The experience increased my awareness of the scent and sound environments, the unevenness of the ground, and change in wind, sunlight and heat than I would if my eyes were open. But I soon learned to trust the person ahead of me—or at least submit to their lead—and, feeling responsible for the person behind me, I eased into my role in the collective challenge.

Part of the thrill of this work is the suspension of autonomy, submitting to being part of an interdependent organism.

Some have greater needs; others have a greater ability to assist.

There is a delicate dance in this interdependent relation. So many people withdrawal from care because requesting it can be humiliating, debilitating.

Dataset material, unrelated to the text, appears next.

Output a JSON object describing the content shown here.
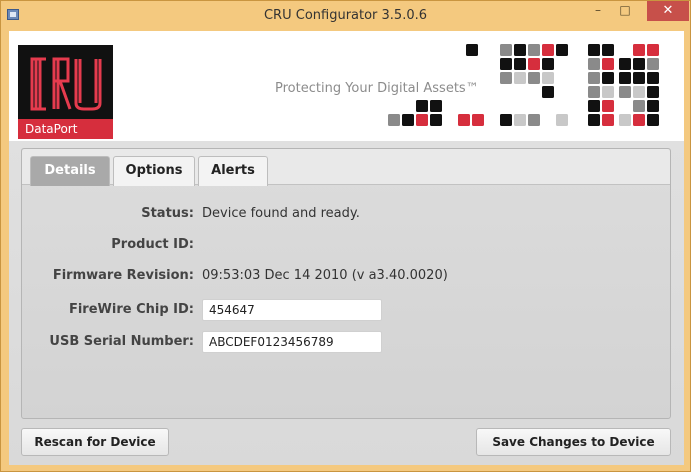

Blind Field Shuttle is art in that we are guided into a familiar world through an artist’s unique subjectivity.

Papalia defamiliarizes the routine so that we might better appreciate its nuances and the felt architecture of our senses and sensibilities.

Blind Field Shuttle is a generous gift to the sight privileged.

We learn how ocular-dominance reduces the meanings and pleasures offered by our other senses.

But he also performs, and has us perform, his preferred means of satisfying his needs.

Non-Visual Artist Carmen describes himself as a non-visual learner.

The phrase emphasizes the senses he does employ rather than the one he does not. Papalia is critical of institutions that follow a rehabilitation model, one that has disabled persons strive to pass for ‘normal’ while clearly destined to fall short.